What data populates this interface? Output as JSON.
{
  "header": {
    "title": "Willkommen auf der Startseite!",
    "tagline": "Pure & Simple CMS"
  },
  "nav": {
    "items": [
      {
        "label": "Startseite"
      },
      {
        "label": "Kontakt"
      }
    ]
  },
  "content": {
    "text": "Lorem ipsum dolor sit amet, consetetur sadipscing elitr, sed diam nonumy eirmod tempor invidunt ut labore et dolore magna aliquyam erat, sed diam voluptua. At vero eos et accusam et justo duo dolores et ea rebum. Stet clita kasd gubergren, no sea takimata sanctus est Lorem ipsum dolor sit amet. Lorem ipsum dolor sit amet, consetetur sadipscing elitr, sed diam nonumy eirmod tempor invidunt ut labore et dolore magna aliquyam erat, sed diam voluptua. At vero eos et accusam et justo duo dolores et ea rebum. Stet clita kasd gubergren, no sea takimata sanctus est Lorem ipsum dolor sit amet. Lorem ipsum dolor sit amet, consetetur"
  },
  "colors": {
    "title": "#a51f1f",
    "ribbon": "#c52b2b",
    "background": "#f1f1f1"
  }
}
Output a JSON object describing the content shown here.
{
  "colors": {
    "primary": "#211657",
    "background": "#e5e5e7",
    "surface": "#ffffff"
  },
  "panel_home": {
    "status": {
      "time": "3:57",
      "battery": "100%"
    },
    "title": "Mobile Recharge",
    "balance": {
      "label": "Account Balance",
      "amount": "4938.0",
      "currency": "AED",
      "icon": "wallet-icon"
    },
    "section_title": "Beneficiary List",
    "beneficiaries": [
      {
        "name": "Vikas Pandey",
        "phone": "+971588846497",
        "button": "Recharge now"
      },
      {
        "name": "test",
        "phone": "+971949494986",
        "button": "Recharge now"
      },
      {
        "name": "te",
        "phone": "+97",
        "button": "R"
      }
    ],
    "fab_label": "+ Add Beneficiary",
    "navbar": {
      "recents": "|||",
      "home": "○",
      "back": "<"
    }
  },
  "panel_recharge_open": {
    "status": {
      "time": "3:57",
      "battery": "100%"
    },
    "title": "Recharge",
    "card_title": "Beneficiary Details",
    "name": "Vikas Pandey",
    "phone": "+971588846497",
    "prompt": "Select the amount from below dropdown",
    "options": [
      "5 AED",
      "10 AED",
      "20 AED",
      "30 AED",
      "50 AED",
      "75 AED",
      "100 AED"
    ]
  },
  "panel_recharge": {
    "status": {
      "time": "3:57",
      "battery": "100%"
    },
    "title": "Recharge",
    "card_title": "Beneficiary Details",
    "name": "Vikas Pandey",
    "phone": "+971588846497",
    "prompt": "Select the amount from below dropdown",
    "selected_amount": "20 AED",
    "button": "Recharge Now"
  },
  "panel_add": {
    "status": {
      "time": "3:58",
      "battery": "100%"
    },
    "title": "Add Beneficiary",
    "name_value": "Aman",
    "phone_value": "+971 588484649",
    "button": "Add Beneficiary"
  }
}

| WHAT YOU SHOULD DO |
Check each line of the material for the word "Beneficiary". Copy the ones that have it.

| YOUR SOLUTION |
    "section_title": "Beneficiary List",
    "fab_label": "+ Add Beneficiary",
    "card_title": "Beneficiary Details",
    "card_title": "Beneficiary Details",
    "title": "Add Beneficiary",
    "button": "Add Beneficiary"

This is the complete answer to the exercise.